* [Exercise prompt]
Only the lines holding "this" are wanted here; copy each from the listing.

* [Given entries]

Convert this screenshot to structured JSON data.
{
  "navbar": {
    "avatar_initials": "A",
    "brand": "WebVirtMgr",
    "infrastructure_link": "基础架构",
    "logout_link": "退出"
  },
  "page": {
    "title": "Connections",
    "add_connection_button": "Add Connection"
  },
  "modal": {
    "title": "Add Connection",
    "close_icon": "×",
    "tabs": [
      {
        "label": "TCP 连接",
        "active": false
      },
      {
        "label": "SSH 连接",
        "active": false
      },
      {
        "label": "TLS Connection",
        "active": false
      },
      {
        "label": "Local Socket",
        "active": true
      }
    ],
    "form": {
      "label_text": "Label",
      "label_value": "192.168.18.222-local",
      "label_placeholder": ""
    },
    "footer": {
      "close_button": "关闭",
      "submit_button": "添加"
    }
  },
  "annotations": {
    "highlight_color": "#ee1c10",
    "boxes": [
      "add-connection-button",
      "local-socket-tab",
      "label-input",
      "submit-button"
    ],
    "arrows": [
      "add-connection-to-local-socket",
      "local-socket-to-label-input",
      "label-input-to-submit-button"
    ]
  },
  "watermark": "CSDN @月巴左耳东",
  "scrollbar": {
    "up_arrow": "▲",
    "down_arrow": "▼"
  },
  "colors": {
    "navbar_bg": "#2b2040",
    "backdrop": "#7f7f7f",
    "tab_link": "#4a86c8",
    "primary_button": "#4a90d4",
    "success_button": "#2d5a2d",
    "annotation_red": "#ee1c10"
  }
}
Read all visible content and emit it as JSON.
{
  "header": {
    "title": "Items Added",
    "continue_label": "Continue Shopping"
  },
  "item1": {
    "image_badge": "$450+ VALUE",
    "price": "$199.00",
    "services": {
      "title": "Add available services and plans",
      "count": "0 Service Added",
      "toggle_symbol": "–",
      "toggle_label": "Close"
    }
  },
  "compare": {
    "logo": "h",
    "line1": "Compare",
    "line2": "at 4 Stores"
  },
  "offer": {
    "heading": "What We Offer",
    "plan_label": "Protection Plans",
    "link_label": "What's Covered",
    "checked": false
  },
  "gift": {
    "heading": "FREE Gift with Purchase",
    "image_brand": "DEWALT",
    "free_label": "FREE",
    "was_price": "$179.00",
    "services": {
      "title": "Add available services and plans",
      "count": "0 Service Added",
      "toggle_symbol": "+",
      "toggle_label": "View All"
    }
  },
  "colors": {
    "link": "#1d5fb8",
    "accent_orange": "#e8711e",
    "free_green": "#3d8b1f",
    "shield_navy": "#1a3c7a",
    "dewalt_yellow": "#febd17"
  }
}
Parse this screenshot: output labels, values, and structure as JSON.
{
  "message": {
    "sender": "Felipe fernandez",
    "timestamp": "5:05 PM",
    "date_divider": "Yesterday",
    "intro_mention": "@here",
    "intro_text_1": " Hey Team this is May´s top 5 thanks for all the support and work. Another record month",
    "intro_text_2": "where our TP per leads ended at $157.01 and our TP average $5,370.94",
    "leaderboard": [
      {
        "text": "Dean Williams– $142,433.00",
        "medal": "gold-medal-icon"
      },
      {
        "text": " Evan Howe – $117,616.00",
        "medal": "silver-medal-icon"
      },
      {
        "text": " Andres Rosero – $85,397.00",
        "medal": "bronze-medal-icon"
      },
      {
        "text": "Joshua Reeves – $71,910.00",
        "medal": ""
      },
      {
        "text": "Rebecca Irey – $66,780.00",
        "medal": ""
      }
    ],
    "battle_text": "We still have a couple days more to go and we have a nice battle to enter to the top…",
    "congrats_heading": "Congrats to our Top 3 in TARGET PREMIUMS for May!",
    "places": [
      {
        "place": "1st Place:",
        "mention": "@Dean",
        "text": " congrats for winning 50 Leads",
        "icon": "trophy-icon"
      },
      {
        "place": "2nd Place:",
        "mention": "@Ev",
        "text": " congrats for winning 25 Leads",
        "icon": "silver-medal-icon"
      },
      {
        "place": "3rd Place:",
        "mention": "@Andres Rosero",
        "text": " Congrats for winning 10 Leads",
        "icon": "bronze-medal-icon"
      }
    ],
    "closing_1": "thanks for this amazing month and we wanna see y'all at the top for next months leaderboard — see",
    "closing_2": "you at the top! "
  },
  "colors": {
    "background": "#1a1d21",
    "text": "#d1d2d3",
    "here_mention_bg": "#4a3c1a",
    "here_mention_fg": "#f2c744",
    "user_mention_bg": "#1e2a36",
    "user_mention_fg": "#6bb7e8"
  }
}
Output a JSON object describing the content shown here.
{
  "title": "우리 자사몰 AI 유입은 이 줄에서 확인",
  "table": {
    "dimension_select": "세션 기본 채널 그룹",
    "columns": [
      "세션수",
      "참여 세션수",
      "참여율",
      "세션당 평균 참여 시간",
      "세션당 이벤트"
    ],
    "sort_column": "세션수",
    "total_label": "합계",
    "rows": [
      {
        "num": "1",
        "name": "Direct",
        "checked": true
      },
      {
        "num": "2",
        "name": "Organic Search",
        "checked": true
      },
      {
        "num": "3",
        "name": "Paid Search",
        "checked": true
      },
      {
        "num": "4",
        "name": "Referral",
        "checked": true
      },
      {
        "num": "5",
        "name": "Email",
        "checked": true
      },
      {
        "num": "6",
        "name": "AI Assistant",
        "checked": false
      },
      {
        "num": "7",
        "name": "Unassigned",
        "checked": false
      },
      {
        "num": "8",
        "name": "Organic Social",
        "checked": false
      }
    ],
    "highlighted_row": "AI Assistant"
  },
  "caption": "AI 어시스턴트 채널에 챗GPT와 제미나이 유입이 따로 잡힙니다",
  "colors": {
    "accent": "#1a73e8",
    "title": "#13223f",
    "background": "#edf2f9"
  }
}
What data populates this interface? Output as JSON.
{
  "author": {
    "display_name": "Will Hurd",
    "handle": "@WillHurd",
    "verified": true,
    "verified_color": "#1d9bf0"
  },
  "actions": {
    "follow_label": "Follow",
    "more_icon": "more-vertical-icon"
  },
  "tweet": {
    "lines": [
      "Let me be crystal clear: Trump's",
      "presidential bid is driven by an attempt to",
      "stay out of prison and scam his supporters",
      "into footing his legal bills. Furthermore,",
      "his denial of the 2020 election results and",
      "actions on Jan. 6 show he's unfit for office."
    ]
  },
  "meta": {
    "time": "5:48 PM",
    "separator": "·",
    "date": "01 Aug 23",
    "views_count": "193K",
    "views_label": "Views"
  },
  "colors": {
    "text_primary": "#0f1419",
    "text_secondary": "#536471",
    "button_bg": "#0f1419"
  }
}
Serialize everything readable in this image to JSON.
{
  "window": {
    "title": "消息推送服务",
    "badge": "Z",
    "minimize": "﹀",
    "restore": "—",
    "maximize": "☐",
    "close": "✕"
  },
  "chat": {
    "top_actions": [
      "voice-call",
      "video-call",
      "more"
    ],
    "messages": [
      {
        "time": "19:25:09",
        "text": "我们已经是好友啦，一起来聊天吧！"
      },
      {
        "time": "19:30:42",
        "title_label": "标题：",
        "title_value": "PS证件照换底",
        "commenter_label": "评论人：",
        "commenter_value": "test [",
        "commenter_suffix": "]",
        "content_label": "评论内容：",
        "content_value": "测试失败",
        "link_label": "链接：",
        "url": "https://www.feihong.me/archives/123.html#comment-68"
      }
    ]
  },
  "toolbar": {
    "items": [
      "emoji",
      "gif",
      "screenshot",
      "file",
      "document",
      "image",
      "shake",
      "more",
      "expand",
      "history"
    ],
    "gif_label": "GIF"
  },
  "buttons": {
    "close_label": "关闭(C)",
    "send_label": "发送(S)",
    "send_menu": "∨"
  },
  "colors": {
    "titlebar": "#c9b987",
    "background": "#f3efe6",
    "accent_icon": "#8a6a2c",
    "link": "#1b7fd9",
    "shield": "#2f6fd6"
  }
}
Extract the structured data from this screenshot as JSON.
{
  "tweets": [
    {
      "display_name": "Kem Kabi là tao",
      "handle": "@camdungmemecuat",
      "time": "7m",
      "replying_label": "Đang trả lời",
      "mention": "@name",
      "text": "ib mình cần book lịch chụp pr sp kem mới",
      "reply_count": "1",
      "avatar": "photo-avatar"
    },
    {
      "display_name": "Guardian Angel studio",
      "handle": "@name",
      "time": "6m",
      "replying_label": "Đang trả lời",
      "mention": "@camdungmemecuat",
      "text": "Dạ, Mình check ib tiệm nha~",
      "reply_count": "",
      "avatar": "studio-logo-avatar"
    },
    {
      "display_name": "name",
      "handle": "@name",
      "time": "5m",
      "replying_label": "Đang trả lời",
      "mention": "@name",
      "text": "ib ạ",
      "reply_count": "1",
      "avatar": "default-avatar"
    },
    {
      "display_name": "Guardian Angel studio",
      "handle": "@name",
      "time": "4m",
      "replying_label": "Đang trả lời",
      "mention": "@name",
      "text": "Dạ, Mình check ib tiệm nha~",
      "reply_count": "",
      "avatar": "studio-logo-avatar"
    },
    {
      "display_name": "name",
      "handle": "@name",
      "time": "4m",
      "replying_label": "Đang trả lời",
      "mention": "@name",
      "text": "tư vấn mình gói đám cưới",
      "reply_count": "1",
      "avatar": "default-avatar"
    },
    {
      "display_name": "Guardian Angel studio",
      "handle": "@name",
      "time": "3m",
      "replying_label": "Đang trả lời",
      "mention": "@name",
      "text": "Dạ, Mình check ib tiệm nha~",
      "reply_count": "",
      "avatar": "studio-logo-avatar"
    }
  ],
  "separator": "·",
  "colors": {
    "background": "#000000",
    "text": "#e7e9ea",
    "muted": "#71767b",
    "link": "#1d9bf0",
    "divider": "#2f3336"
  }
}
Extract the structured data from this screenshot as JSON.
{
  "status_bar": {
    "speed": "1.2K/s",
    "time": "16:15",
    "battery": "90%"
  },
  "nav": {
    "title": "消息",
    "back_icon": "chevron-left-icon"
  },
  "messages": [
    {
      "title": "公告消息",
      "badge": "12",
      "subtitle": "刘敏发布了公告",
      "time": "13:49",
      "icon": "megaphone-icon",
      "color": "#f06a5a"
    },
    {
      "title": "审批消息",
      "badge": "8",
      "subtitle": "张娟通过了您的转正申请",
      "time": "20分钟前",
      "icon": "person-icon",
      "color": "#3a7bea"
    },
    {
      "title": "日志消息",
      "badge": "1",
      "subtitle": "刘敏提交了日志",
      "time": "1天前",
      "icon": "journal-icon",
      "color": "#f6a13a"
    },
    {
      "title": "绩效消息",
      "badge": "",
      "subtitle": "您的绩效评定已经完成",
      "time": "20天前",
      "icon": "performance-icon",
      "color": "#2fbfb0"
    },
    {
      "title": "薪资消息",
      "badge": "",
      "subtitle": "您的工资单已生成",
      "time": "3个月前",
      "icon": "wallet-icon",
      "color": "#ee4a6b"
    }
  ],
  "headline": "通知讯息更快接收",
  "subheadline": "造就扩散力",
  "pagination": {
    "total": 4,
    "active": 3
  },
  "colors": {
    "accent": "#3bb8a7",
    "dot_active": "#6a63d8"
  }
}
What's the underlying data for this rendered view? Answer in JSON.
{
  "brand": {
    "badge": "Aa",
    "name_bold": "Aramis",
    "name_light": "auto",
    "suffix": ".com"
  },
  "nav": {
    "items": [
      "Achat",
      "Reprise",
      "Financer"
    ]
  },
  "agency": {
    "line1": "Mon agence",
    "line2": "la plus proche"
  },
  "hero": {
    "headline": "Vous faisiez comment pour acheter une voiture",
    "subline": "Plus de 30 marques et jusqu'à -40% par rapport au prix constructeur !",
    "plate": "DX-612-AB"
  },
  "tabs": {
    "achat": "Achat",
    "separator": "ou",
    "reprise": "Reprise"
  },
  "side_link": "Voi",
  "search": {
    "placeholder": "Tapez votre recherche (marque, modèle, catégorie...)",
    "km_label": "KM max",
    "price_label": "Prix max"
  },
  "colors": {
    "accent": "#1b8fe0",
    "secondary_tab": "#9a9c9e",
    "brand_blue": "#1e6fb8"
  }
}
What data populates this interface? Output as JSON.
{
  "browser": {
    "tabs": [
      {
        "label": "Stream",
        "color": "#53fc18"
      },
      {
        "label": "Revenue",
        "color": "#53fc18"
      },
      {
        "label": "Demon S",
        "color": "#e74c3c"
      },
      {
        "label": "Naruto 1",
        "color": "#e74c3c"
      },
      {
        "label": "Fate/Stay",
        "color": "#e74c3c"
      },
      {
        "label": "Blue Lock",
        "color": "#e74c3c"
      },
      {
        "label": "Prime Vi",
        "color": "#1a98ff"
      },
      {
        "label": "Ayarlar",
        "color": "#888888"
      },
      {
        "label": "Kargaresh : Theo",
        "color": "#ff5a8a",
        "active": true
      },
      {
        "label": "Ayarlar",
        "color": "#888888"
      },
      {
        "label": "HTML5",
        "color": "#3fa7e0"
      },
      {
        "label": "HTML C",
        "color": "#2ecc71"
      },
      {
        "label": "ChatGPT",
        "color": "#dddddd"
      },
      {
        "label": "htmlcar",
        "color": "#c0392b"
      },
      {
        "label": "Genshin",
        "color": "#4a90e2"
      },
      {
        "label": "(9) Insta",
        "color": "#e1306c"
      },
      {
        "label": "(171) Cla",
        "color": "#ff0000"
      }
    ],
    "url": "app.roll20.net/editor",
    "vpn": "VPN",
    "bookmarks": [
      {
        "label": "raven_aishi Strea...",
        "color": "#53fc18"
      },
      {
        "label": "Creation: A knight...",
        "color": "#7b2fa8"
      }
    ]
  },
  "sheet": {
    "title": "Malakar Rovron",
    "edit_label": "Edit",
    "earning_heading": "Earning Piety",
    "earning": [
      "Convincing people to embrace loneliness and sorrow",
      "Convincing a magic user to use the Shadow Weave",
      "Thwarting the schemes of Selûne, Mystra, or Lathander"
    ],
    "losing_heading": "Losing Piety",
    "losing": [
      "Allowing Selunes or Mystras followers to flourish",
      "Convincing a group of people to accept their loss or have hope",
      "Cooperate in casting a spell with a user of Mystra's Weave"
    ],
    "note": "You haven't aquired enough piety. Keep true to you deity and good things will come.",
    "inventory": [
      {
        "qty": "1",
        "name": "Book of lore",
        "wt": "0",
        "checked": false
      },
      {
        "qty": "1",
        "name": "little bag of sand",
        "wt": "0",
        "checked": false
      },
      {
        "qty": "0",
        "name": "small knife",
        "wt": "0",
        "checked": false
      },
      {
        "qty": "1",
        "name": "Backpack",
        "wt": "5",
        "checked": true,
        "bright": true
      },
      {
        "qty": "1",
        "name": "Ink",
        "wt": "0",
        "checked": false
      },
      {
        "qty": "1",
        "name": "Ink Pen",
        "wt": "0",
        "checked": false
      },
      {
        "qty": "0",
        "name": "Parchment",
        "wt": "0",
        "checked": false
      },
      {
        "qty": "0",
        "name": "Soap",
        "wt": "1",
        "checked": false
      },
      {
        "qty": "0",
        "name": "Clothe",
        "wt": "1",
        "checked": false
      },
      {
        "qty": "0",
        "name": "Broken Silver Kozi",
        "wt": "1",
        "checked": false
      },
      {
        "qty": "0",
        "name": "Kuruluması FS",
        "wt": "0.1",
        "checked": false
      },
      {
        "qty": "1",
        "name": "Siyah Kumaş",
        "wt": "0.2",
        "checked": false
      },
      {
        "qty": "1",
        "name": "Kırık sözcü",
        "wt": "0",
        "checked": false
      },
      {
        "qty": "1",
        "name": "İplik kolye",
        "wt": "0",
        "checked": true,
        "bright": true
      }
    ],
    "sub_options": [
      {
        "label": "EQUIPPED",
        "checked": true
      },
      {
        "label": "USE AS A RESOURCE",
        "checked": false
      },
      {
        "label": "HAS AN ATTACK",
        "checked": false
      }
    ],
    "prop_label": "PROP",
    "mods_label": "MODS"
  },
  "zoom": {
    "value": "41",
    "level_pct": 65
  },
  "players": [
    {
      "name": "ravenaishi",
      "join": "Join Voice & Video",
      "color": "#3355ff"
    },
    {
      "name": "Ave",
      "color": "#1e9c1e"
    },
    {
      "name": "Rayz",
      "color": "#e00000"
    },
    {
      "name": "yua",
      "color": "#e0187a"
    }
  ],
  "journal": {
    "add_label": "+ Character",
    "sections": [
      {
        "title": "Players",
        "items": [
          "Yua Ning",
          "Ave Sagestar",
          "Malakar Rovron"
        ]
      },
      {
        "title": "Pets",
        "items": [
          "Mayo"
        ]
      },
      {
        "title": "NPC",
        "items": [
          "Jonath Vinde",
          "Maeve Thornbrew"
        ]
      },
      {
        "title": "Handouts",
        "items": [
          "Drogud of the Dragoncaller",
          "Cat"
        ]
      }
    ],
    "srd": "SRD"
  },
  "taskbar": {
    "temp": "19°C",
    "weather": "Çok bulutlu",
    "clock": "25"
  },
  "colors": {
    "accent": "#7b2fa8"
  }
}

* [Response below]
Convert this screenshot to structured JSON data.
Parse this screenshot: output labels, values, and structure as JSON.
    "intro_text_1": " Hey Team this is May´s top 5 thanks for all the support and work. Another record month",
    "closing_1": "thanks for this amazing month and we wanna see y'all at the top for next months leaderboard — see",
What data populates this interface? Output as JSON.
Serialize everything readable in this image to JSON.
Extract the structured data from this screenshot as JSON.
Extract the structured data from this screenshot as JSON.
What's the underlying data for this rendered view? Answer in JSON.
What data populates this interface? Output as JSON.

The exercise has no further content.